The third installment of the Film Noir Foundation’s (FNF) Noir City Austin filled my weekend. The Alamo Drafthouse’ downtown branch — specifically, Theater 1 — played host to two days and three nights of hard-boiled classics, including a few rarities and new restorations. I want to write about a couple of the films I saw, but let’s start with a bit of an introduction to the roadshow version of Noir City.
Eddie Muller’s Film Noir Foundation has hosted the annual festival of dark films in San Francisco for the past fourteen years. It’s a big deal, in a historical theater, and it attracts celebrity guests on both sides of the screen. A few years ago, FNF branched out, bringing Noir City to agreeable cities around the country. Austin got its first Noir City three years ago; not the week-plus marathon of the Sn Francisco mother festival, but a jam-packed weekend of screenings hosted at the Alamo Drafthouse. The Alamo, it should be noted, has branched out, too, and you’ll even find one in the FNF’s hometown.
Beyond educating and entertaining audiences by presenting great films on the big screen, FNF uses Noir City to evangelize its mission to preserve the history of noir. Film prints fall into disrepair over time. Ownership changes, and the commitment of studios and other rights-holders to preserving films that have little commercial appeal tends to waiver. FNF works with film preservationists, locating missing film elements, and funding restorations.
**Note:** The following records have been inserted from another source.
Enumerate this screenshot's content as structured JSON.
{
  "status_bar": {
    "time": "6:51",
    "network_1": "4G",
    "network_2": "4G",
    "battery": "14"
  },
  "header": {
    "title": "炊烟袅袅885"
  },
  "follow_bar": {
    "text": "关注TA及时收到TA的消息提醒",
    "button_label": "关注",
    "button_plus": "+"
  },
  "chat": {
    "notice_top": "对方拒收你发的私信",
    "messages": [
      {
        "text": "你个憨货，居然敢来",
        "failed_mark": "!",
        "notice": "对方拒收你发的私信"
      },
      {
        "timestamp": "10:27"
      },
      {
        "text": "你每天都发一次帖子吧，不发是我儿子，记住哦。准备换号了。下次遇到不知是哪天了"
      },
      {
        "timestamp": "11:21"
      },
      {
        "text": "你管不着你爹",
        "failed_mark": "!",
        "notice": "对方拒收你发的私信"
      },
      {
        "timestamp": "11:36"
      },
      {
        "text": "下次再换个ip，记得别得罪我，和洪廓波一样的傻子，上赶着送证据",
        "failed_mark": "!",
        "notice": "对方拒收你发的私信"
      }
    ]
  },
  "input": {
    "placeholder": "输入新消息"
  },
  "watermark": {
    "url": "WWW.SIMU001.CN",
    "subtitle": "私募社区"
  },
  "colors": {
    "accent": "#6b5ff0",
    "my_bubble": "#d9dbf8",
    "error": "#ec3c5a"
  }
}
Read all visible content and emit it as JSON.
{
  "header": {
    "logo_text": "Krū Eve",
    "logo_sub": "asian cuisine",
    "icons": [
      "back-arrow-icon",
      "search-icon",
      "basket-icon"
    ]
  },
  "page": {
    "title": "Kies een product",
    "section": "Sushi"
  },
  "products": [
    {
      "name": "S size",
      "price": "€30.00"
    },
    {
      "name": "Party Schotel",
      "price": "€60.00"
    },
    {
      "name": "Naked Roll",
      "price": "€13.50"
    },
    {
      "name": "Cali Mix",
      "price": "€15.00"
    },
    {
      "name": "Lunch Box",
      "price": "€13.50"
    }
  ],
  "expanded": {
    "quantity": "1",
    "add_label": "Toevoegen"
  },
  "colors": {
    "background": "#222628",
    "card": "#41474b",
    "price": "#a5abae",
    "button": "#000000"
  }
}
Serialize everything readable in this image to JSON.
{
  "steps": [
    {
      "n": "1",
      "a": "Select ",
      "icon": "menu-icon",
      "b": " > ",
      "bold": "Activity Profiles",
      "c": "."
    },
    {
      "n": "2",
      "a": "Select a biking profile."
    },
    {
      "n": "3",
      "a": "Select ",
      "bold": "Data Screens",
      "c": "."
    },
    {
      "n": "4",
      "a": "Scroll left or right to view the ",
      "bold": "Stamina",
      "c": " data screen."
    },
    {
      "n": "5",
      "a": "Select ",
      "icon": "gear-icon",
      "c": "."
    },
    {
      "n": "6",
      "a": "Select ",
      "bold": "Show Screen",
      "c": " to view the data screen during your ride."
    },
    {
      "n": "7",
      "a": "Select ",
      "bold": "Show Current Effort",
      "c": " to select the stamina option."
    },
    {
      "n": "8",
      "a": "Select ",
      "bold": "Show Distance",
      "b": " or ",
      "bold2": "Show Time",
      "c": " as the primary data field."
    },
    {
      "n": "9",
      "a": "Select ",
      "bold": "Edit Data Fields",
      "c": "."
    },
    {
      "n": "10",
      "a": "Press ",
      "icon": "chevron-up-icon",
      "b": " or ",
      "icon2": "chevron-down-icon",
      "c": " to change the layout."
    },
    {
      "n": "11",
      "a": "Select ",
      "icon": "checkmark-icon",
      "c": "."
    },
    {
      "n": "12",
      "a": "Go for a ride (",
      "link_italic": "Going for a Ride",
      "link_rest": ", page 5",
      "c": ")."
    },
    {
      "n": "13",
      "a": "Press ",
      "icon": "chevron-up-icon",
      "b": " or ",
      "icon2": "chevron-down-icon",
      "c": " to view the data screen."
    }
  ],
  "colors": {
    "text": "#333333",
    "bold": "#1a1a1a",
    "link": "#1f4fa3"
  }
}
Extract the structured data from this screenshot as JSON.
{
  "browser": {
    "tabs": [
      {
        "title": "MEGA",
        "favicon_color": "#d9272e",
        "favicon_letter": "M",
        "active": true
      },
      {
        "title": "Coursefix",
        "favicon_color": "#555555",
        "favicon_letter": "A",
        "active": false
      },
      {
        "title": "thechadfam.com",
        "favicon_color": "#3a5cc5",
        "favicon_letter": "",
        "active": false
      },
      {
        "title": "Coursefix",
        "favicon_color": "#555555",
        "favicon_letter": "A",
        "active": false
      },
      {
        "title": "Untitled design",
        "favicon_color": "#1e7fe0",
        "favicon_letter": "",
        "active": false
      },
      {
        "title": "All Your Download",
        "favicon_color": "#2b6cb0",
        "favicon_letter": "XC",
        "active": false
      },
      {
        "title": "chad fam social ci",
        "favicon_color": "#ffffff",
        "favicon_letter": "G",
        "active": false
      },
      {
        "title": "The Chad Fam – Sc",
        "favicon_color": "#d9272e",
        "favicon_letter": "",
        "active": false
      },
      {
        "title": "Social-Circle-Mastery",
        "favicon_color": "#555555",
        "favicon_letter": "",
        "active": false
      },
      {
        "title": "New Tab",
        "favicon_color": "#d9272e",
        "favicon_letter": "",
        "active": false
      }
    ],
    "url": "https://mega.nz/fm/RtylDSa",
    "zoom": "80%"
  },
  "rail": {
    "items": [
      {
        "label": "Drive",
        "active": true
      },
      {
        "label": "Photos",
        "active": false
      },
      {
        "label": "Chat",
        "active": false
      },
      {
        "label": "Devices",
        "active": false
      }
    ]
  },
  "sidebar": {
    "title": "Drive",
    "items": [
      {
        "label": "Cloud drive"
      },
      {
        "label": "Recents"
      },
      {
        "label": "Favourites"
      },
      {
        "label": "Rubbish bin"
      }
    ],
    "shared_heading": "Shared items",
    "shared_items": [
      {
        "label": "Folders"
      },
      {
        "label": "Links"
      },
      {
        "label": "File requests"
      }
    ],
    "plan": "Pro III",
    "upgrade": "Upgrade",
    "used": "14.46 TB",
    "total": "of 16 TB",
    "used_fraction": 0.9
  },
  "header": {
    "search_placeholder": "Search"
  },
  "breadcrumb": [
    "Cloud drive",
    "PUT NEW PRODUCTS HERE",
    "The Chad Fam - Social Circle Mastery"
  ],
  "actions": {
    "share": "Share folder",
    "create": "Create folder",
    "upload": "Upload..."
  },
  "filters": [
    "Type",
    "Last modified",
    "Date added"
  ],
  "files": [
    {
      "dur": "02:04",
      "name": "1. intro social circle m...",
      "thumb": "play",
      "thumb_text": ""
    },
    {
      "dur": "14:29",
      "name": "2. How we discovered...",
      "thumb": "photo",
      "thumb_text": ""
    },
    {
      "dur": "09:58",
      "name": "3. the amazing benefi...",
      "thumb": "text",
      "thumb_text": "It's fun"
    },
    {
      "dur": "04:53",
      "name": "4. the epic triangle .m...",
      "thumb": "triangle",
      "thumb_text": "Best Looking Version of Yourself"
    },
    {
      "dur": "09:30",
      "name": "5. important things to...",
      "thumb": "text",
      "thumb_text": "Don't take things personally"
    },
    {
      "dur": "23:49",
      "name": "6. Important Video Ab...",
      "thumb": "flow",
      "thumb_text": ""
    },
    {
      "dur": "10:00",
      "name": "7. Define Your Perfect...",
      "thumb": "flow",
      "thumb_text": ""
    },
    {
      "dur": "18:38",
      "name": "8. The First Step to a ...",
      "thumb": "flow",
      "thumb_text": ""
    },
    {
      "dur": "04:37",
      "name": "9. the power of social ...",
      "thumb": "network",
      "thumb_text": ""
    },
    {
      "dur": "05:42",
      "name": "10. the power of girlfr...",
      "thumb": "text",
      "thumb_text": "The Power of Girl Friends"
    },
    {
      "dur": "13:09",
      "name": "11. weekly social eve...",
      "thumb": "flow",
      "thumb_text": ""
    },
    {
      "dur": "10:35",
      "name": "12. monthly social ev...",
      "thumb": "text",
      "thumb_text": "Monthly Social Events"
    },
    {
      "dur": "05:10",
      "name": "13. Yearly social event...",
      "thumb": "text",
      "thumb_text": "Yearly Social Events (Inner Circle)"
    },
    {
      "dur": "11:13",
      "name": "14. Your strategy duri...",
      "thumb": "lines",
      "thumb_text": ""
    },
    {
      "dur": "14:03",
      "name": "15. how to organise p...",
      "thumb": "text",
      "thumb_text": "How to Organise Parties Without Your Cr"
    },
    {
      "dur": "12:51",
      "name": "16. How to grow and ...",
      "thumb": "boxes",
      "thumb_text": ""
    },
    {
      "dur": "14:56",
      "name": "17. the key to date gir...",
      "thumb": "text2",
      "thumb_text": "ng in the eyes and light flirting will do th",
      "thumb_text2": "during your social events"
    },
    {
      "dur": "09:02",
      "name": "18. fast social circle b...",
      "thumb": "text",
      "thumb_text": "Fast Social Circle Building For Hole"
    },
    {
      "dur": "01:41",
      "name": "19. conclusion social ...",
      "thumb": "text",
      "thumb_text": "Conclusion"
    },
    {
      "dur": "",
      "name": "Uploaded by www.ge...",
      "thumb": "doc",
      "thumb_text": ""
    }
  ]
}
These cleaned up, great-looking prints usually form the backbone of a Noir City event, bringing rarely screened titles, and a much improved viewing experience to film fans.